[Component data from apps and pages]
- Opening Delimiter -

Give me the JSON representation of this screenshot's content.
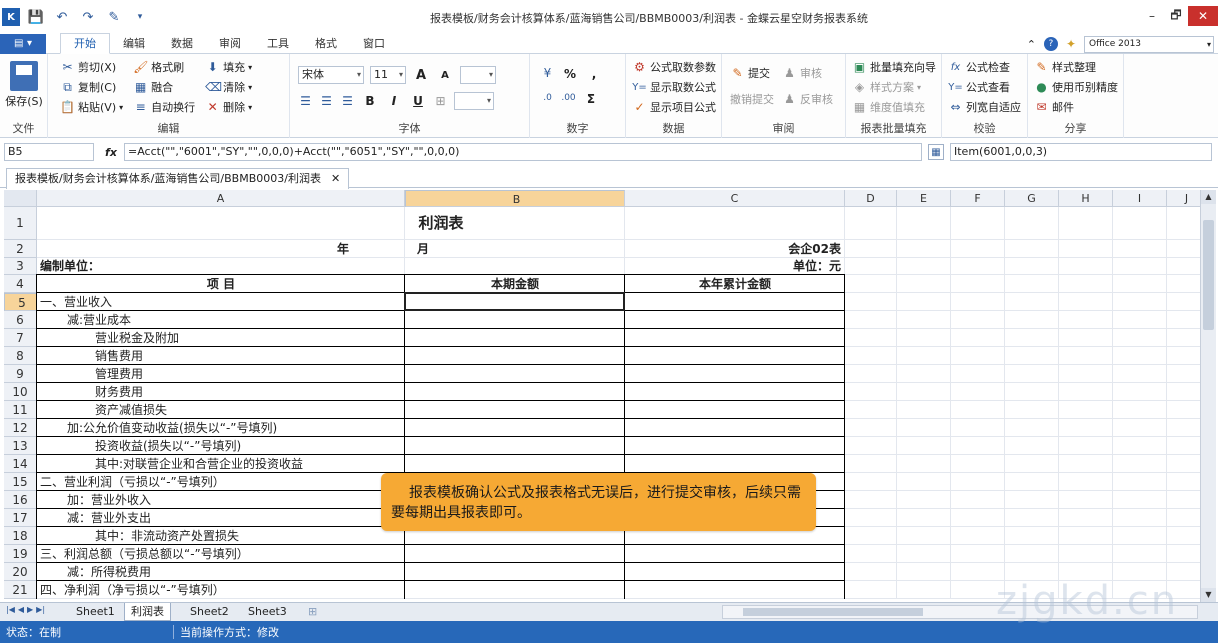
{
  "window": {
    "title": "报表模板/财务会计核算体系/蓝海销售公司/BBMB0003/利润表 - 金蝶云星空财务报表系统",
    "min": "–",
    "restore": "🗗",
    "close": "✕"
  },
  "qat": {
    "logo": "K",
    "save_icon": "💾",
    "undo_icon": "↶",
    "redo_icon": "↷",
    "brush_icon": "✎",
    "more_icon": "▾"
  },
  "tabs": {
    "file": "▤ ▾",
    "items": [
      "开始",
      "编辑",
      "数据",
      "审阅",
      "工具",
      "格式",
      "窗口"
    ],
    "style": "Office 2013",
    "up_icon": "⌃",
    "help_icon": "?"
  },
  "ribbon": {
    "file": {
      "label": "文件",
      "save": "保存(S)"
    },
    "edit": {
      "label": "编辑",
      "cut": "剪切(X)",
      "copy": "复制(C)",
      "paste": "粘贴(V)",
      "format_painter": "格式刷",
      "merge": "融合",
      "wrap": "自动换行",
      "fill": "填充",
      "clear": "清除",
      "delete": "删除"
    },
    "font": {
      "label": "字体",
      "name": "宋体",
      "size": "11",
      "grow": "A",
      "shrink": "A",
      "bold": "B",
      "italic": "I",
      "underline": "U"
    },
    "number": {
      "label": "数字",
      "percent": "%",
      "comma": ",",
      "sigma": "Σ"
    },
    "data": {
      "label": "数据",
      "fetch_params": "公式取数参数",
      "show_fetch": "显示取数公式",
      "show_item": "显示项目公式"
    },
    "review": {
      "label": "审阅",
      "submit": "提交",
      "audit": "审核",
      "cancel_submit": "撤销提交",
      "unaudit": "反审核"
    },
    "batch": {
      "label": "报表批量填充",
      "wizard": "批量填充向导",
      "scheme": "样式方案",
      "dim_fill": "维度值填充"
    },
    "check": {
      "label": "校验",
      "formula_check": "公式检查",
      "formula_view": "公式查看",
      "autofit": "列宽自适应"
    },
    "share": {
      "label": "分享",
      "style_arrange": "样式整理",
      "currency_precision": "使用币别精度",
      "mail": "邮件"
    }
  },
  "formula_bar": {
    "cell": "B5",
    "fx": "fx",
    "formula": "=Acct(\"\",\"6001\",\"SY\",\"\",0,0,0)+Acct(\"\",\"6051\",\"SY\",\"\",0,0,0)",
    "item_formula": "Item(6001,0,0,3)"
  },
  "doc_tab": {
    "label": "报表模板/财务会计核算体系/蓝海销售公司/BBMB0003/利润表",
    "close": "✕"
  },
  "columns": [
    "A",
    "B",
    "C",
    "D",
    "E",
    "F",
    "G",
    "H",
    "I",
    "J"
  ],
  "rows": [
    "1",
    "2",
    "3",
    "4",
    "5",
    "6",
    "7",
    "8",
    "9",
    "10",
    "11",
    "12",
    "13",
    "14",
    "15",
    "16",
    "17",
    "18",
    "19",
    "20",
    "21"
  ],
  "sheet": {
    "title": "利润表",
    "year": "年",
    "month": "月",
    "form_no": "会企02表",
    "unit_prefix": "编制单位：",
    "unit": "单位：元",
    "header_item": "项          目",
    "header_current": "本期金额",
    "header_ytd": "本年累计金额",
    "items": [
      "一、营业收入",
      "减:营业成本",
      "营业税金及附加",
      "销售费用",
      "管理费用",
      "财务费用",
      "资产减值损失",
      "加:公允价值变动收益(损失以“-”号填列)",
      "投资收益(损失以“-”号填列)",
      "其中:对联营企业和合营企业的投资收益",
      "二、营业利润（亏损以“-”号填列）",
      "加：营业外收入",
      "减：营业外支出",
      "其中：非流动资产处置损失",
      "三、利润总额（亏损总额以“-”号填列）",
      "减：所得税费用",
      "四、净利润（净亏损以“-”号填列）"
    ]
  },
  "note": "报表模板确认公式及报表格式无误后，进行提交审核，后续只需要每期出具报表即可。",
  "sheet_tabs": [
    "Sheet1",
    "利润表",
    "Sheet2",
    "Sheet3"
  ],
  "nav": [
    "|◀",
    "◀",
    "▶",
    "▶|"
  ],
  "status": {
    "state": "状态：在制",
    "mode": "当前操作方式：修改"
  },
  "watermark": "zjgkd.cn"
}
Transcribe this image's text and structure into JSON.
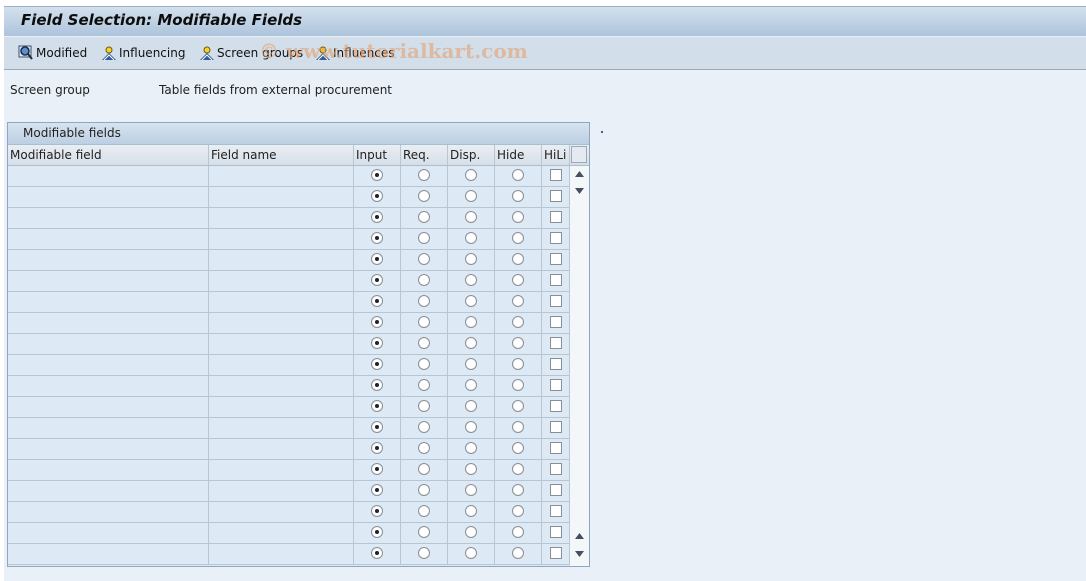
{
  "window": {
    "title": "Field Selection: Modifiable Fields"
  },
  "toolbar": {
    "buttons": [
      {
        "label": "Modified",
        "icon": "magnifier-icon"
      },
      {
        "label": "Influencing",
        "icon": "person-icon"
      },
      {
        "label": "Screen groups",
        "icon": "person-icon"
      },
      {
        "label": "Influences",
        "icon": "person-icon"
      }
    ],
    "watermark": "© www.tutorialkart.com"
  },
  "screen_group": {
    "label": "Screen group",
    "value": "Table fields from external procurement"
  },
  "table": {
    "title": "Modifiable fields",
    "columns": [
      "Modifiable field",
      "Field name",
      "Input",
      "Req.",
      "Disp.",
      "Hide",
      "HiLi"
    ],
    "rows": [
      {
        "modifiable_field": "",
        "field_name": "",
        "selected": "Input",
        "hili": false
      },
      {
        "modifiable_field": "",
        "field_name": "",
        "selected": "Input",
        "hili": false
      },
      {
        "modifiable_field": "",
        "field_name": "",
        "selected": "Input",
        "hili": false
      },
      {
        "modifiable_field": "",
        "field_name": "",
        "selected": "Input",
        "hili": false
      },
      {
        "modifiable_field": "",
        "field_name": "",
        "selected": "Input",
        "hili": false
      },
      {
        "modifiable_field": "",
        "field_name": "",
        "selected": "Input",
        "hili": false
      },
      {
        "modifiable_field": "",
        "field_name": "",
        "selected": "Input",
        "hili": false
      },
      {
        "modifiable_field": "",
        "field_name": "",
        "selected": "Input",
        "hili": false
      },
      {
        "modifiable_field": "",
        "field_name": "",
        "selected": "Input",
        "hili": false
      },
      {
        "modifiable_field": "",
        "field_name": "",
        "selected": "Input",
        "hili": false
      },
      {
        "modifiable_field": "",
        "field_name": "",
        "selected": "Input",
        "hili": false
      },
      {
        "modifiable_field": "",
        "field_name": "",
        "selected": "Input",
        "hili": false
      },
      {
        "modifiable_field": "",
        "field_name": "",
        "selected": "Input",
        "hili": false
      },
      {
        "modifiable_field": "",
        "field_name": "",
        "selected": "Input",
        "hili": false
      },
      {
        "modifiable_field": "",
        "field_name": "",
        "selected": "Input",
        "hili": false
      },
      {
        "modifiable_field": "",
        "field_name": "",
        "selected": "Input",
        "hili": false
      },
      {
        "modifiable_field": "",
        "field_name": "",
        "selected": "Input",
        "hili": false
      },
      {
        "modifiable_field": "",
        "field_name": "",
        "selected": "Input",
        "hili": false
      },
      {
        "modifiable_field": "",
        "field_name": "",
        "selected": "Input",
        "hili": false
      }
    ]
  }
}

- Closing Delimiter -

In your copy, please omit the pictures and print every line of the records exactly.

Give me the JSON representation of this screenshot's content.
{
  "window": {
    "title": "报表模板/财务会计核算体系/蓝海销售公司/BBMB0003/利润表 - 金蝶云星空财务报表系统",
    "min": "–",
    "restore": "🗗",
    "close": "✕"
  },
  "qat": {
    "logo": "K",
    "save_icon": "💾",
    "undo_icon": "↶",
    "redo_icon": "↷",
    "brush_icon": "✎",
    "more_icon": "▾"
  },
  "tabs": {
    "file": "▤ ▾",
    "items": [
      "开始",
      "编辑",
      "数据",
      "审阅",
      "工具",
      "格式",
      "窗口"
    ],
    "style": "Office 2013",
    "up_icon": "⌃",
    "help_icon": "?"
  },
  "ribbon": {
    "file": {
      "label": "文件",
      "save": "保存(S)"
    },
    "edit": {
      "label": "编辑",
      "cut": "剪切(X)",
      "copy": "复制(C)",
      "paste": "粘贴(V)",
      "format_painter": "格式刷",
      "merge": "融合",
      "wrap": "自动换行",
      "fill": "填充",
      "clear": "清除",
      "delete": "删除"
    },
    "font": {
      "label": "字体",
      "name": "宋体",
      "size": "11",
      "grow": "A",
      "shrink": "A",
      "bold": "B",
      "italic": "I",
      "underline": "U"
    },
    "number": {
      "label": "数字",
      "percent": "%",
      "comma": ",",
      "sigma": "Σ"
    },
    "data": {
      "label": "数据",
      "fetch_params": "公式取数参数",
      "show_fetch": "显示取数公式",
      "show_item": "显示项目公式"
    },
    "review": {
      "label": "审阅",
      "submit": "提交",
      "audit": "审核",
      "cancel_submit": "撤销提交",
      "unaudit": "反审核"
    },
    "batch": {
      "label": "报表批量填充",
      "wizard": "批量填充向导",
      "scheme": "样式方案",
      "dim_fill": "维度值填充"
    },
    "check": {
      "label": "校验",
      "formula_check": "公式检查",
      "formula_view": "公式查看",
      "autofit": "列宽自适应"
    },
    "share": {
      "label": "分享",
      "style_arrange": "样式整理",
      "currency_precision": "使用币别精度",
      "mail": "邮件"
    }
  },
  "formula_bar": {
    "cell": "B5",
    "fx": "fx",
    "formula": "=Acct(\"\",\"6001\",\"SY\",\"\",0,0,0)+Acct(\"\",\"6051\",\"SY\",\"\",0,0,0)",
    "item_formula": "Item(6001,0,0,3)"
  },
  "doc_tab": {
    "label": "报表模板/财务会计核算体系/蓝海销售公司/BBMB0003/利润表",
    "close": "✕"
  },
  "columns": [
    "A",
    "B",
    "C",
    "D",
    "E",
    "F",
    "G",
    "H",
    "I",
    "J"
  ],
  "rows": [
    "1",
    "2",
    "3",
    "4",
    "5",
    "6",
    "7",
    "8",
    "9",
    "10",
    "11",
    "12",
    "13",
    "14",
    "15",
    "16",
    "17",
    "18",
    "19",
    "20",
    "21"
  ],
  "sheet": {
    "title": "利润表",
    "year": "年",
    "month": "月",
    "form_no": "会企02表",
    "unit_prefix": "编制单位：",
    "unit": "单位：元",
    "header_item": "项          目",
    "header_current": "本期金额",
    "header_ytd": "本年累计金额",
    "items": [
      "一、营业收入",
      "减:营业成本",
      "营业税金及附加",
      "销售费用",
      "管理费用",
      "财务费用",
      "资产减值损失",
      "加:公允价值变动收益(损失以“-”号填列)",
      "投资收益(损失以“-”号填列)",
      "其中:对联营企业和合营企业的投资收益",
      "二、营业利润（亏损以“-”号填列）",
      "加：营业外收入",
      "减：营业外支出",
      "其中：非流动资产处置损失",
      "三、利润总额（亏损总额以“-”号填列）",
      "减：所得税费用",
      "四、净利润（净亏损以“-”号填列）"
    ]
  },
  "note": "报表模板确认公式及报表格式无误后，进行提交审核，后续只需要每期出具报表即可。",
  "sheet_tabs": [
    "Sheet1",
    "利润表",
    "Sheet2",
    "Sheet3"
  ],
  "nav": [
    "|◀",
    "◀",
    "▶",
    "▶|"
  ],
  "status": {
    "state": "状态：在制",
    "mode": "当前操作方式：修改"
  },
  "watermark": "zjgkd.cn"
}
Transcribe this image's text and structure into JSON.
{
  "window": {
    "title": "Field Selection: Modifiable Fields"
  },
  "toolbar": {
    "buttons": [
      {
        "label": "Modified",
        "icon": "magnifier-icon"
      },
      {
        "label": "Influencing",
        "icon": "person-icon"
      },
      {
        "label": "Screen groups",
        "icon": "person-icon"
      },
      {
        "label": "Influences",
        "icon": "person-icon"
      }
    ],
    "watermark": "© www.tutorialkart.com"
  },
  "screen_group": {
    "label": "Screen group",
    "value": "Table fields from external procurement"
  },
  "table": {
    "title": "Modifiable fields",
    "columns": [
      "Modifiable field",
      "Field name",
      "Input",
      "Req.",
      "Disp.",
      "Hide",
      "HiLi"
    ],
    "rows": [
      {
        "modifiable_field": "",
        "field_name": "",
        "selected": "Input",
        "hili": false
      },
      {
        "modifiable_field": "",
        "field_name": "",
        "selected": "Input",
        "hili": false
      },
      {
        "modifiable_field": "",
        "field_name": "",
        "selected": "Input",
        "hili": false
      },
      {
        "modifiable_field": "",
        "field_name": "",
        "selected": "Input",
        "hili": false
      },
      {
        "modifiable_field": "",
        "field_name": "",
        "selected": "Input",
        "hili": false
      },
      {
        "modifiable_field": "",
        "field_name": "",
        "selected": "Input",
        "hili": false
      },
      {
        "modifiable_field": "",
        "field_name": "",
        "selected": "Input",
        "hili": false
      },
      {
        "modifiable_field": "",
        "field_name": "",
        "selected": "Input",
        "hili": false
      },
      {
        "modifiable_field": "",
        "field_name": "",
        "selected": "Input",
        "hili": false
      },
      {
        "modifiable_field": "",
        "field_name": "",
        "selected": "Input",
        "hili": false
      },
      {
        "modifiable_field": "",
        "field_name": "",
        "selected": "Input",
        "hili": false
      },
      {
        "modifiable_field": "",
        "field_name": "",
        "selected": "Input",
        "hili": false
      },
      {
        "modifiable_field": "",
        "field_name": "",
        "selected": "Input",
        "hili": false
      },
      {
        "modifiable_field": "",
        "field_name": "",
        "selected": "Input",
        "hili": false
      },
      {
        "modifiable_field": "",
        "field_name": "",
        "selected": "Input",
        "hili": false
      },
      {
        "modifiable_field": "",
        "field_name": "",
        "selected": "Input",
        "hili": false
      },
      {
        "modifiable_field": "",
        "field_name": "",
        "selected": "Input",
        "hili": false
      },
      {
        "modifiable_field": "",
        "field_name": "",
        "selected": "Input",
        "hili": false
      },
      {
        "modifiable_field": "",
        "field_name": "",
        "selected": "Input",
        "hili": false
      }
    ]
  }
}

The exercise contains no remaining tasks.